Creating an easy-to-use inspection tool that organizes inspection timetables. Regular inspections identify materials near the end of their service life, allowing for a planned program of repair-and so avoiding unforeseen, expensive emergency repairs.

Providing a benchmark against which to measure progress in meeting goals. This will help the fm in planning for future inspections.

Timing façade cleaning. As part of a façade maintenance program, should cleaning be scheduled before or after repairs or restoration work? Because it can be difficult to detect what may need to be repaired on a surface heavily covered with dirt, stains, paint, or other coatings, it may be necessary to clean the façade as part of the investigation phase of the program. Cleaning before performing repairs also provides a clear, sound surface on which to do the work.

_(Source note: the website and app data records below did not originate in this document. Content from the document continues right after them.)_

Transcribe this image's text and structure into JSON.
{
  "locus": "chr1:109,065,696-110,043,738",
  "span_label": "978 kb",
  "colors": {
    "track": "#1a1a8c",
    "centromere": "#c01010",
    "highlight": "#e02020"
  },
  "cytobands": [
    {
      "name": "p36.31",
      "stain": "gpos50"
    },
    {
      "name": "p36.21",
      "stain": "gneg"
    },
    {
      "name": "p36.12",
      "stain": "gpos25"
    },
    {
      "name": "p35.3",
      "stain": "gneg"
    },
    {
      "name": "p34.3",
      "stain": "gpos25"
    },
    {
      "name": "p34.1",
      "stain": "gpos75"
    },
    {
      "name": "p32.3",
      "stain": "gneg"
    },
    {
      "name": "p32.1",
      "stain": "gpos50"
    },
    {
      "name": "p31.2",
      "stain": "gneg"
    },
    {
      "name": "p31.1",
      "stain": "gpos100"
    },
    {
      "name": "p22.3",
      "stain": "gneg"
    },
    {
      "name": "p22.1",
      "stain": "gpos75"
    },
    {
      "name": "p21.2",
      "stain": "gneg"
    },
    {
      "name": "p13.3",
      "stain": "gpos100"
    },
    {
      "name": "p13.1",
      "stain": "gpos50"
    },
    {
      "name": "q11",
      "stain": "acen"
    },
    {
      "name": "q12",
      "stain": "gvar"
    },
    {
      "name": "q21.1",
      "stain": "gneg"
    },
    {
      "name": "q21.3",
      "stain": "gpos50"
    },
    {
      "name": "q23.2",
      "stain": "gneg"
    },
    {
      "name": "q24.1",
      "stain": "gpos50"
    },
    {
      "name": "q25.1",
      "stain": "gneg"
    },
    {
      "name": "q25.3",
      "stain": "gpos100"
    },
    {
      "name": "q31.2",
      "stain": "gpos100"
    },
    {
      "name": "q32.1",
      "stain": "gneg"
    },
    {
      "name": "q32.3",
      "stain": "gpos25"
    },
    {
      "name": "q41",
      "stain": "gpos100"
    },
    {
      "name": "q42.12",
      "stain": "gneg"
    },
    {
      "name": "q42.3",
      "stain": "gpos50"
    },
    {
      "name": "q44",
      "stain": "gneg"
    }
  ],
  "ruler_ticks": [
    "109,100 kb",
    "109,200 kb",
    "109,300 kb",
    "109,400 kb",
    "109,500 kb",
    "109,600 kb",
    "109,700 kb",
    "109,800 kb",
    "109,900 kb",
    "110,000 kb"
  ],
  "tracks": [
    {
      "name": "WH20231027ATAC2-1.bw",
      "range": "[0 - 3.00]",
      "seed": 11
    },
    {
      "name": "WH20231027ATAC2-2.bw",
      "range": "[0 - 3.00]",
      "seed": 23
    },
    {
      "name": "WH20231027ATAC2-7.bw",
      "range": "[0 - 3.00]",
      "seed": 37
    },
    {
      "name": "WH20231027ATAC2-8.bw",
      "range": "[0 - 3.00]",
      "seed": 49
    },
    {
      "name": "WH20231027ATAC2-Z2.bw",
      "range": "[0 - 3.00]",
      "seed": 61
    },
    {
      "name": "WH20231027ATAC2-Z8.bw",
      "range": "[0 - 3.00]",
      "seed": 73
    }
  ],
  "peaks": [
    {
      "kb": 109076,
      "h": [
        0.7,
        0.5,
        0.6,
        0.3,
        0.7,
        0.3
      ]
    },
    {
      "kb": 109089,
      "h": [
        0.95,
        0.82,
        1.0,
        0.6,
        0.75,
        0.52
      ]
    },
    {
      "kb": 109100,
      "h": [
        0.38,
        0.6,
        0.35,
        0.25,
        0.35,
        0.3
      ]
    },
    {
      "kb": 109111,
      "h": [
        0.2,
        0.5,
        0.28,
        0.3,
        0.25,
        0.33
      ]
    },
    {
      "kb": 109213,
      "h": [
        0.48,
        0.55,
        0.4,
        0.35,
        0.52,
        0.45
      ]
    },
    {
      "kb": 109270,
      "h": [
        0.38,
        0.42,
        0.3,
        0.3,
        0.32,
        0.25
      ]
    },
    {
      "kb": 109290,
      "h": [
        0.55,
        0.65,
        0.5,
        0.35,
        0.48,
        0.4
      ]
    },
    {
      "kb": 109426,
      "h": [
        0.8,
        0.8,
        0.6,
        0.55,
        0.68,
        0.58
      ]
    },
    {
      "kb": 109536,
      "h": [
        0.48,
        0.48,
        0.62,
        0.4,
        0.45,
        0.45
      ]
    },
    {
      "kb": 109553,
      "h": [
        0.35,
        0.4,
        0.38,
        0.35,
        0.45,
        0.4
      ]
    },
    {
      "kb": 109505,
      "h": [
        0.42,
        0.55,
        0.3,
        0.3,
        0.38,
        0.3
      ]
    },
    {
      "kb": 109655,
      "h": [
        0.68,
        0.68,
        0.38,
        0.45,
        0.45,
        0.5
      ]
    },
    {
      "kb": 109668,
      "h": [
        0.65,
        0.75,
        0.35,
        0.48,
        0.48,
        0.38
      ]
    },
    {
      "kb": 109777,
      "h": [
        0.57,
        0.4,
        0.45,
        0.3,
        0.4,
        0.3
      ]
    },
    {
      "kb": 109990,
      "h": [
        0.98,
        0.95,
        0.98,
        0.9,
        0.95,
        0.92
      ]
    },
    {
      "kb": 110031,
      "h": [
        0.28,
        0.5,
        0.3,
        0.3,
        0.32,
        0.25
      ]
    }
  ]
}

However, if pervasive leaks are a problem, it may be a mistake to run the risk of greater moisture intrusion by adding water during cleaning to areas that may already be precarious. In this case, scheduling patching and sealing work to precede cleaning may be the most prudent option.

The program in practice. Ideally, a façade service program should be used in the first year to set future budgets and to identify specific maintenance, repair, and rehabilitation work for the coming year.

In subsequent years, the program can continue to serve as a budget projection tool for upcoming capital expenditures. It will also serve as a benchmark.

Once a year, FM staff should conduct a review of the previous year’s work, asking: What work was performed? What was delayed? What is the current status of materials or areas that had been earlier identified as potential problem spots? Should priorities be adjusted? Once these questions have been answered, the plan should be updated to create a record for the coming years.

Facade care as part of exterior envelope maintenance. Because deterioration in one building system can adversely impact other building systems, any program of façade maintenance and repair must be integrated into a larger plan for the building envelope as a whole. Sometimes, observable conditions, like leaks, may appear in the wall area but have a distant source, such as a faulty roof flashing.

To avoid duplicate or unnecessary repairs, fms who have diligently conducted routine inspections and noted water infiltration or other deterioration conditions might want to consult with design professionals experienced in building envelope investigation to determine the underlying cause of the problem. That way, the appropriate remedial work can be integrated into the facility’s rehabilitation planning. With a thoroughly researched and actively implemented façade maintenance program as part of a building envelope plan, fms have an invaluable tool to articulate maintenance and rehabilitation goals and to outline the steps necessary to reach them.

Kadlubowski, AIA (r.kadlubowski@hoffarch.com) directs Hoffmann Architects, Inc.’s Washington, DC office. As vice president and senior architect, he oversees a wide range of façade projects and is experienced at evaluating, maintaining, and rehabilitating all elements of the building envelope.

Mr. Richard P. Kadlubowski, AIA

Published in the issue of Today’s Facility Manager